|International Classification||B23K35/26, H01L21/52, H01L21/60, H01L23/492, B23K35/00|
|Cooperative Classification||H01L2224/83801, H01L2224/83191, H01L2924/014, H01L2224/04026, H01L2924/01004, H01L2924/01082, H01L24/29, H01L2924/01061, B23K35/007, H01L23/4924, H01L2924/01015, H01L2924/01047, H01L2924/01046, H01L2224/8382, H01L2924/0102, H01L2924/01327, H01L2924/01074, H01L2924/10253, H01L24/83, H01L2924/01079, H01L2924/01013, B23K35/262, B23K2035/008, H01L2924/01006, H01L2924/0105, H01L2924/01021, H01L2924/01029, H01L2924/01076, H01L2924/01024|
|European Classification||H01L24/28, H01L24/83, B23K35/00B8, H01L23/492M, B23K35/26B|
|Jul 13, 2000||AS||Assignment|
|Feb 16, 2005||REMI||Maintenance fee reminder mailed|
|Aug 1, 2005||LAPS||Lapse for failure to pay maintenance fees|
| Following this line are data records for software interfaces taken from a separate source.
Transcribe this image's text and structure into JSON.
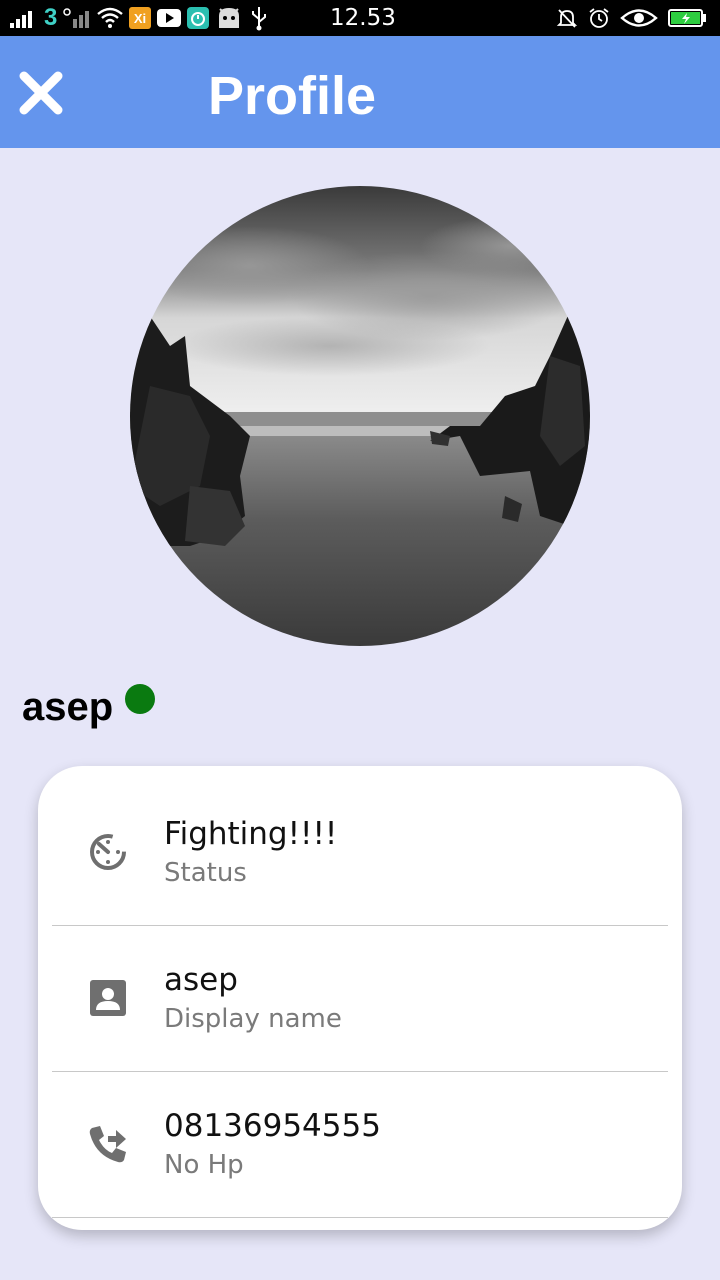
{
  "status_bar": {
    "time": "12.53",
    "carrier_badge": "3",
    "icons": [
      "signal-icon",
      "carrier-3-icon",
      "signal-2-icon",
      "wifi-icon",
      "app-xi-icon",
      "youtube-icon",
      "timer-app-icon",
      "android-icon",
      "usb-icon",
      "silent-bell-icon",
      "alarm-icon",
      "eye-icon",
      "battery-charging-icon"
    ]
  },
  "app_bar": {
    "title": "Profile",
    "close_icon": "close-icon",
    "background": "#6495ed"
  },
  "profile": {
    "name": "asep",
    "online_color": "#0a7a10"
  },
  "details": [
    {
      "icon": "status-timer-icon",
      "value": "Fighting!!!!",
      "label": "Status"
    },
    {
      "icon": "contact-card-icon",
      "value": "asep",
      "label": "Display name"
    },
    {
      "icon": "phone-forward-icon",
      "value": "08136954555",
      "label": "No Hp"
    }
  ]
}
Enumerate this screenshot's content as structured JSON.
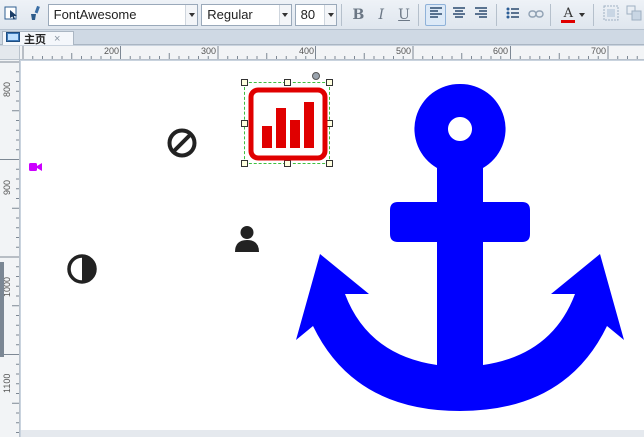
{
  "toolbar": {
    "font_family": "FontAwesome",
    "font_style": "Regular",
    "font_size": "80",
    "bold_label": "B",
    "italic_label": "I",
    "underline_label": "U",
    "font_color_label": "A",
    "font_color": "#e00000"
  },
  "tab": {
    "title": "主页",
    "close": "×"
  },
  "rulers": {
    "top": [
      "200",
      "300",
      "400",
      "500",
      "600",
      "700"
    ],
    "left": [
      "800",
      "900",
      "1000",
      "1100"
    ]
  },
  "canvas": {
    "icons": {
      "ban": "ban-icon",
      "chart": "bar-chart-icon",
      "user": "user-icon",
      "half_circle": "adjust-icon",
      "video": "video-camera-icon",
      "anchor": "anchor-icon"
    },
    "colors": {
      "anchor": "#0000ff",
      "chart": "#e00000",
      "video": "#cc00ff",
      "dark": "#222222"
    }
  }
}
|Sep 27, 2005||FP||Expired due to failure to pay maintenance fee|
Effective date: 20050731